Data records for software interfaces:

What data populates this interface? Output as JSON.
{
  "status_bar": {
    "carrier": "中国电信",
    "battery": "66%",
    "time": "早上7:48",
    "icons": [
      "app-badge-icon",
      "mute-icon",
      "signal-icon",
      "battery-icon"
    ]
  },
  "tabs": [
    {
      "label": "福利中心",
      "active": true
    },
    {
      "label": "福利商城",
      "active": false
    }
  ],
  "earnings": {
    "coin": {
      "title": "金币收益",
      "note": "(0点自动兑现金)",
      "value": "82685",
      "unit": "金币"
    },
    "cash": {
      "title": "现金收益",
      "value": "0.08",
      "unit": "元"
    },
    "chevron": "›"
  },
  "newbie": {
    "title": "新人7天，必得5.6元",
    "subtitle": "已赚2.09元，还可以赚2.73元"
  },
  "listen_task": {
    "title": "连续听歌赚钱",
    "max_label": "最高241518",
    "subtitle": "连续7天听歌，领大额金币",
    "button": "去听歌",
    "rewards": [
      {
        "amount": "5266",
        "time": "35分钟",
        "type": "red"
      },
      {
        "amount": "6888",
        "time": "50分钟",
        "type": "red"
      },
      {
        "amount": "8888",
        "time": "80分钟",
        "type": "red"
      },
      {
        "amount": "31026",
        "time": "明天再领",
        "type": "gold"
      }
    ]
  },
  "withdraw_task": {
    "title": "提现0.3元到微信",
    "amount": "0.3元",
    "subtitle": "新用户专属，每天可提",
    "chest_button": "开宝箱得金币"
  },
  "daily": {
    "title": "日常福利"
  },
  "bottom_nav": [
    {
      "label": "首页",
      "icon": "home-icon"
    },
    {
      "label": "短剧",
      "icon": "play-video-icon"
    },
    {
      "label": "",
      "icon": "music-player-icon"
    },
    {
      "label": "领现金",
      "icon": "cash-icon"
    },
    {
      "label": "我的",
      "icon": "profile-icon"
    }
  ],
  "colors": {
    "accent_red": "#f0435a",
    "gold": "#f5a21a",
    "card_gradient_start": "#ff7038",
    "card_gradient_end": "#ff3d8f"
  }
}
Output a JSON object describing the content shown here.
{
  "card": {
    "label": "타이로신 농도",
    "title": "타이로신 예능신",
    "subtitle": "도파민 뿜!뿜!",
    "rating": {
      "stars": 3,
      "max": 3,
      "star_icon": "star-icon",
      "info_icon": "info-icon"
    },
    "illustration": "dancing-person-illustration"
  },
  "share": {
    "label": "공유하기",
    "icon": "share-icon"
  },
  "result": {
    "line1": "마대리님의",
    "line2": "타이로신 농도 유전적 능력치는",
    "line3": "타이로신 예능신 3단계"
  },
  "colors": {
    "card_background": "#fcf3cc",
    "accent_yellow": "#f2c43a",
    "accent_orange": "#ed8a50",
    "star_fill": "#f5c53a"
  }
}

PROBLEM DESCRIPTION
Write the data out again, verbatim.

RESPONSE TO THE EXERCISE
What data populates this interface? Output as JSON.
{
  "status_bar": {
    "carrier": "中国电信",
    "battery": "66%",
    "time": "早上7:48",
    "icons": [
      "app-badge-icon",
      "mute-icon",
      "signal-icon",
      "battery-icon"
    ]
  },
  "tabs": [
    {
      "label": "福利中心",
      "active": true
    },
    {
      "label": "福利商城",
      "active": false
    }
  ],
  "earnings": {
    "coin": {
      "title": "金币收益",
      "note": "(0点自动兑现金)",
      "value": "82685",
      "unit": "金币"
    },
    "cash": {
      "title": "现金收益",
      "value": "0.08",
      "unit": "元"
    },
    "chevron": "›"
  },
  "newbie": {
    "title": "新人7天，必得5.6元",
    "subtitle": "已赚2.09元，还可以赚2.73元"
  },
  "listen_task": {
    "title": "连续听歌赚钱",
    "max_label": "最高241518",
    "subtitle": "连续7天听歌，领大额金币",
    "button": "去听歌",
    "rewards": [
      {
        "amount": "5266",
        "time": "35分钟",
        "type": "red"
      },
      {
        "amount": "6888",
        "time": "50分钟",
        "type": "red"
      },
      {
        "amount": "8888",
        "time": "80分钟",
        "type": "red"
      },
      {
        "amount": "31026",
        "time": "明天再领",
        "type": "gold"
      }
    ]
  },
  "withdraw_task": {
    "title": "提现0.3元到微信",
    "amount": "0.3元",
    "subtitle": "新用户专属，每天可提",
    "chest_button": "开宝箱得金币"
  },
  "daily": {
    "title": "日常福利"
  },
  "bottom_nav": [
    {
      "label": "首页",
      "icon": "home-icon"
    },
    {
      "label": "短剧",
      "icon": "play-video-icon"
    },
    {
      "label": "",
      "icon": "music-player-icon"
    },
    {
      "label": "领现金",
      "icon": "cash-icon"
    },
    {
      "label": "我的",
      "icon": "profile-icon"
    }
  ],
  "colors": {
    "accent_red": "#f0435a",
    "gold": "#f5a21a",
    "card_gradient_start": "#ff7038",
    "card_gradient_end": "#ff3d8f"
  }
}
Output a JSON object describing the content shown here.
{
  "card": {
    "label": "타이로신 농도",
    "title": "타이로신 예능신",
    "subtitle": "도파민 뿜!뿜!",
    "rating": {
      "stars": 3,
      "max": 3,
      "star_icon": "star-icon",
      "info_icon": "info-icon"
    },
    "illustration": "dancing-person-illustration"
  },
  "share": {
    "label": "공유하기",
    "icon": "share-icon"
  },
  "result": {
    "line1": "마대리님의",
    "line2": "타이로신 농도 유전적 능력치는",
    "line3": "타이로신 예능신 3단계"
  },
  "colors": {
    "card_background": "#fcf3cc",
    "accent_yellow": "#f2c43a",
    "accent_orange": "#ed8a50",
    "star_fill": "#f5c53a"
  }
}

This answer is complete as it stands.